Long before The Sound of Music, Maria von Trapp was the driving force behind the Trapp Family Singers. Her life was more interesting than the musical suggests.
Episodes about "new england"
Jean Louis Cheverus was the first bishop of Boston, 1808-23. He was a remarkable man of humility, learning, and service. Bishop Cheverus died in 1836.
Rev. Daniel Barber was a fine upstanding protestant minister — Congregationalist then Episcopalian — before questions of Apostolic Succession rocked his world.
Jack Kerouac was the co-founder of the Beat Generation and author of “On the Road,” published in 1957. His entire life was a seeking for God, whom he found.
John Boyle O’Reilly, Irishman, poet, soldier, convict, escapee, journalist, was also a champion of civil rights for all, regardless of race or creed.

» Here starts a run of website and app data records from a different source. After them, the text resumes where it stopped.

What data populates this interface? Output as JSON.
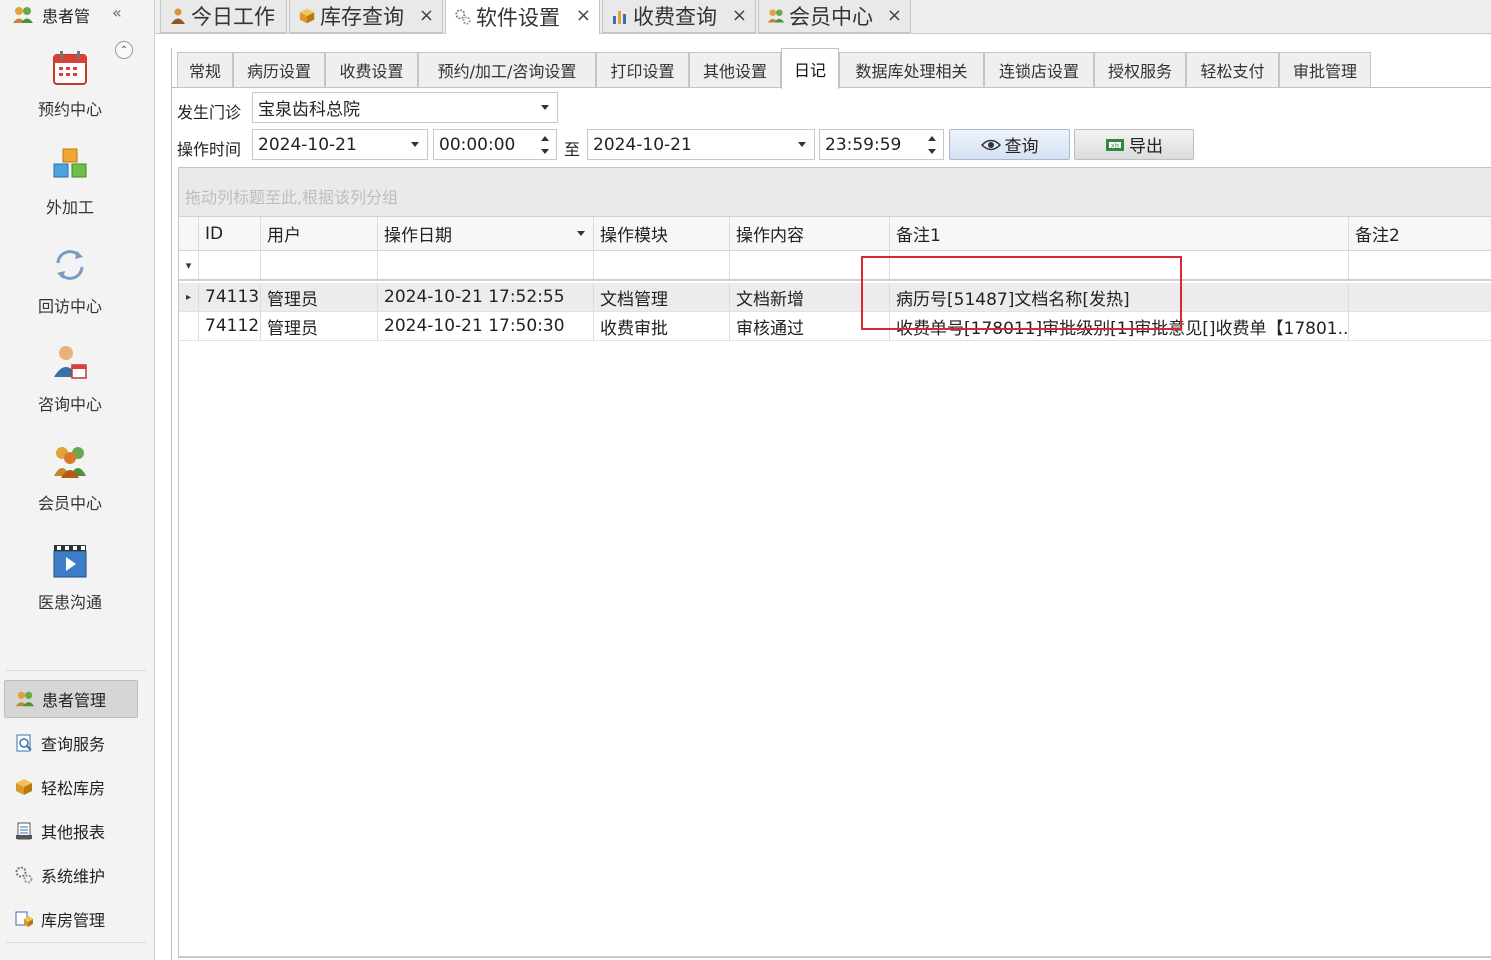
{
  "sidebar": {
    "header_title": "患者管\u0002",
    "header_title_display": "患者管",
    "collapse_label": "«",
    "circle_label": "⌃",
    "big_items": [
      {
        "label": "预约中心",
        "icon": "calendar-icon"
      },
      {
        "label": "外加工",
        "icon": "cubes-icon"
      },
      {
        "label": "回访中心",
        "icon": "refresh-icon"
      },
      {
        "label": "咨询中心",
        "icon": "consultant-icon"
      },
      {
        "label": "会员中心",
        "icon": "members-icon"
      },
      {
        "label": "医患沟通",
        "icon": "video-icon"
      }
    ],
    "small_items": [
      {
        "label": "患者管理",
        "icon": "patients-icon",
        "active": true
      },
      {
        "label": "查询服务",
        "icon": "search-doc-icon"
      },
      {
        "label": "轻松库房",
        "icon": "box-icon"
      },
      {
        "label": "其他报表",
        "icon": "report-icon"
      },
      {
        "label": "系统维护",
        "icon": "gears-icon"
      },
      {
        "label": "库房管理",
        "icon": "warehouse-icon"
      }
    ]
  },
  "doc_tabs": [
    {
      "label": "今日工作",
      "icon": "worker-icon",
      "closable": false
    },
    {
      "label": "库存查询",
      "icon": "box-icon",
      "closable": true
    },
    {
      "label": "软件设置",
      "icon": "gears-icon",
      "closable": true,
      "active": true
    },
    {
      "label": "收费查询",
      "icon": "chart-icon",
      "closable": true
    },
    {
      "label": "会员中心",
      "icon": "members-icon",
      "closable": true
    }
  ],
  "close_glyph": "×",
  "settings_tabs": [
    "常规",
    "病历设置",
    "收费设置",
    "预约/加工/咨询设置",
    "打印设置",
    "其他设置",
    "日记",
    "数据库处理相关",
    "连锁店设置",
    "授权服务",
    "轻松支付",
    "审批管理"
  ],
  "settings_active": "日记",
  "filters": {
    "clinic_label": "发生门诊",
    "clinic_value": "宝泉齿科总院",
    "time_label": "操作时间",
    "date_from": "2024-10-21",
    "time_from": "00:00:00",
    "to_label": "至",
    "date_to": "2024-10-21",
    "time_to": "23:59:59",
    "query_label": "查询",
    "export_label": "导出"
  },
  "grid": {
    "group_hint": "拖动列标题至此,根据该列分组",
    "columns": [
      "ID",
      "用户",
      "操作日期",
      "操作模块",
      "操作内容",
      "备注1",
      "备注2"
    ],
    "filter_glyph": "▾",
    "row_indicator": "▸",
    "rows": [
      [
        "74113",
        "管理员",
        "2024-10-21 17:52:55",
        "文档管理",
        "文档新增",
        "病历号[51487]文档名称[发热]",
        ""
      ],
      [
        "74112",
        "管理员",
        "2024-10-21 17:50:30",
        "收费审批",
        "审核通过",
        "收费单号[178011]审批级别[1]审批意见[]收费单【17801...",
        ""
      ]
    ]
  },
  "colors": {
    "highlight": "#d9282f",
    "accent": "#3a6fb0"
  }
}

Orestes Brownson, the first American Catholic intellectual, had strong ideas about Catholics’ place in American political life, as well as about slavery.
Orestes Brownson was a major intellectual and a Catholic convert. He was raised Christian, but it took 41 years before he found his way to the Catholic faith.

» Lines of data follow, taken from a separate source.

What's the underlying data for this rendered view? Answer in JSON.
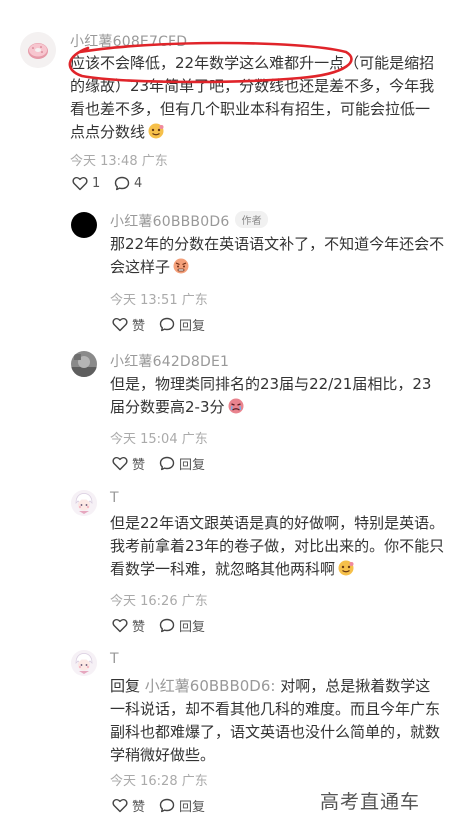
{
  "main": {
    "username": "小红薯608E7CFD",
    "text": "应该不会降低，22年数学这么难都升一点（可能是缩招的缘故）23年简单了吧，分数线也还是差不多，今年我看也差不多，但有几个职业本科有招生，可能会拉低一点点分数线",
    "time": "今天 13:48",
    "location": "广东",
    "likes": "1",
    "comments": "4"
  },
  "replies": [
    {
      "username": "小红薯60BBB0D6",
      "author_tag": "作者",
      "text": "那22年的分数在英语语文补了，不知道今年还会不会这样子",
      "time": "今天 13:51",
      "location": "广东",
      "like_label": "赞",
      "reply_label": "回复"
    },
    {
      "username": "小红薯642D8DE1",
      "text": "但是，物理类同排名的23届与22/21届相比，23届分数要高2-3分",
      "time": "今天 15:04",
      "location": "广东",
      "like_label": "赞",
      "reply_label": "回复"
    },
    {
      "username": "T",
      "text": "但是22年语文跟英语是真的好做啊，特别是英语。我考前拿着23年的卷子做，对比出来的。你不能只看数学一科难，就忽略其他两科啊",
      "time": "今天 16:26",
      "location": "广东",
      "like_label": "赞",
      "reply_label": "回复"
    },
    {
      "username": "T",
      "reply_prefix": "回复",
      "reply_target": "小红薯60BBB0D6:",
      "text": "对啊，总是揪着数学这一科说话，却不看其他几科的难度。而且今年广东副科也都难爆了，语文英语也没什么简单的，就数学稍微好做些。",
      "time": "今天 16:28",
      "location": "广东",
      "like_label": "赞",
      "reply_label": "回复"
    }
  ],
  "watermark": "高考直通车",
  "colors": {
    "annotation_red": "#e0242a",
    "meta_gray": "#aaaaaa",
    "name_gray": "#999999",
    "text": "#333333"
  },
  "icons": [
    "donut-avatar",
    "heart-icon",
    "comment-bubble-icon",
    "emoji-face-icon",
    "anime-avatar"
  ]
}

Betty Hutton was “The Incendiary Blonde” of Hollywood, known for her high energy and her big singing voice. But her tragic personal life was only saved by a Catholic priest.
Shrines of St. Anne usually sprung up among French settlers, and are among the oldest Catholic establishments in the U.S., with dramatic stories.